by Andy Pearson, Ph.D., C.Eng., Member ASHRAE
This article is the twenty second in a series exploring refrigeration and heat pump concepts without using jargon.
Brian told the boss he was off to measure some good vibrations.
Last month, we thought about noise. Now, it is vibration’s turn. Vibration is caused by movement and, with the exception of solid-state Peltier effect semiconductors, all refrigeration systems depend on something moving. It might be the components of the compressor, or a pump or fan, or it could be the turbulent flow of gas or liquid.
However, the key question is whether the resultant vibration fits The Beach Boys’ description or causes problems. The problem might be damage to the equipment, or to the adjacent building structure or could appear as an unwelcome noise at a distance from the refrigeration plant.
Equipment damage includes the premature failure of bearings but also can include cracks in pipes, especially at welds. The latter are often associated with resonance: the unfortunate condition where the natural bounciness of part of the system matches the operating speed and so the vibration movement is far higher than would otherwise be expected. Bearings can fail due to overload in operation caused by vibration, or by being subject to external vibration coming into the machine when it is not operating, for example, in a standby compressor located next to a pack that operates much more frequently. For this reason, it is beneficial to ensure that standby equipment gets at least a couple of minutes running each week, and that shelf spare motors and compressors are turned by hand regularly to ensure that the bearings don’t sit on the same spot for months.
If the pipes are resonating and causing stuff to bounce more than it should there are several strategies to reduce the risk of failure. Changing the natural response of the pipe is one way–most commonly by adding more weight to it, which lowers the resonant frequency. Adding brackets can have this effect, too, but sometimes adding a bracket to a part of the system that moves freely, but is in no danger, can make things look better. But it actually just transfers the damaging vibration load to a more susceptible part of the system.
In a few cases it is possible to add a tuned damper like a pendulum that is designed to respond to the natural frequency and this absorbs the extra energy. However, these are less effective with high frequencies so are not so beneficial for screw compressors. If the compressor runs at variable speed then the chances of hitting a resonance in the pipework is greatly increased, but most drives enable skip frequencies to be programmed and the effect of these on performance is often negligible.
The effect of vibration depends on the frequency at which the thing vibrates and the distance that it moves.
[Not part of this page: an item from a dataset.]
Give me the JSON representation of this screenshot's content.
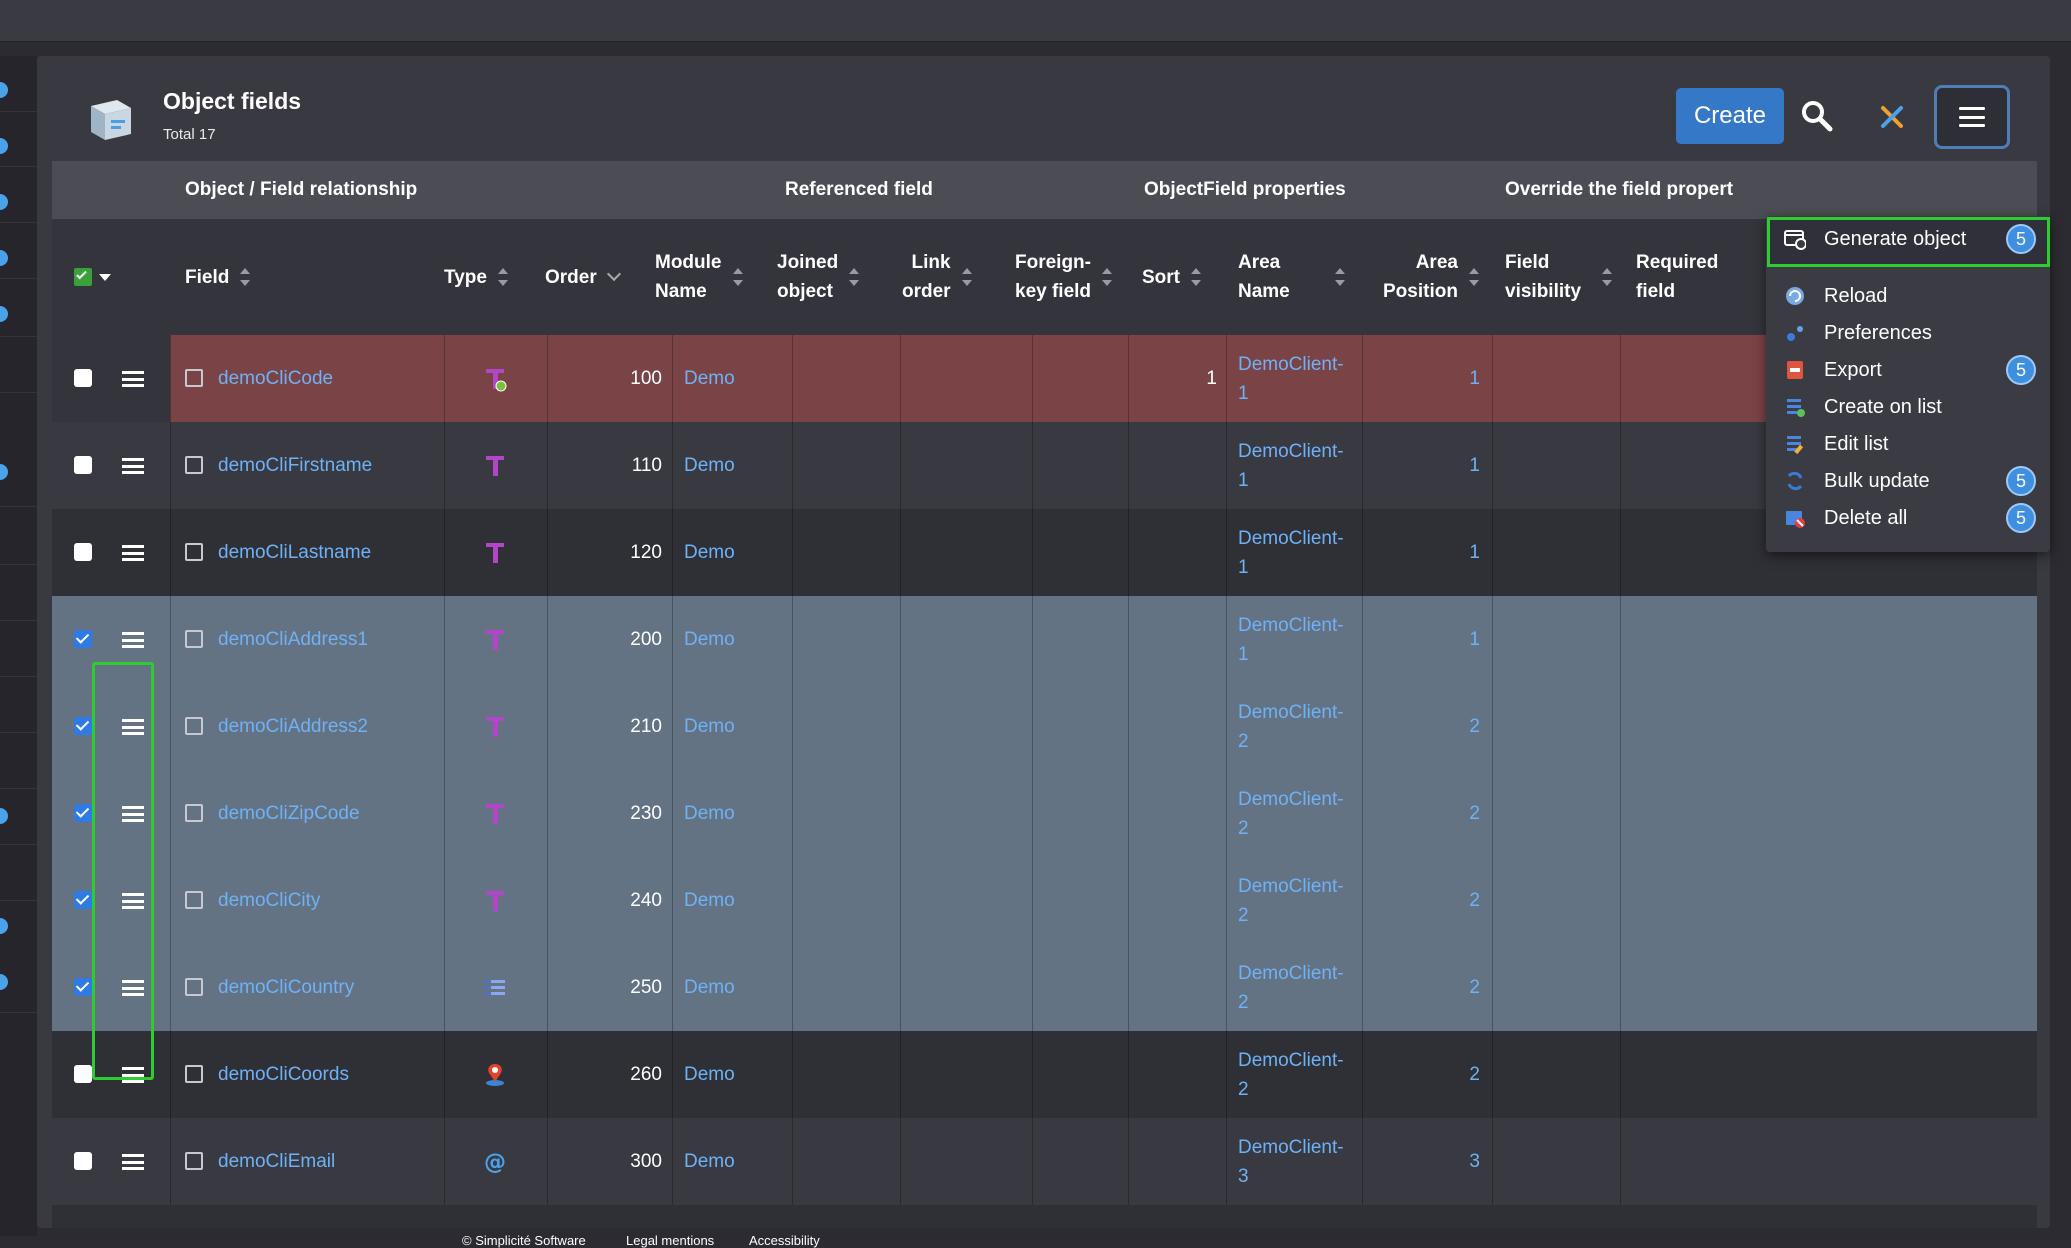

They determine how much energy is in the vibration. Low frequency vibrations can move quite far to carry energy. At higher frequencies the movement can be quite small but still carries a lot of energy. Vibration guys talk about displacement for the amount that the thing moves, velocity for the speed it moves at and acceleration for, well, the acceleration. The three are connected by the frequency of vibration; knowing any one of them and the frequency allows the other two to be calculated.
So what about good vibrations? Knowing the vibration “fingerprint” of your equipment and checking it on a regular basis, say once a month, can help to identify early changes, particularly in the condition of roller bearings. With a bit of care and insider knowledge, that is, knowledge of the size and shape of the bearings inside the machine, it is even possible to spot what type of failure is occurring; whether the rollers are worn or the ballrace is damaged or the cage is damaged. This kind of bearing analysis could potentially save thousands of dollars in machine repair, downtime and lost production. Sounds good to me!
Andy Pearson, Ph.D., C.Eng., is group engineering direction at Star Refrigeration in Glasgow, U.K.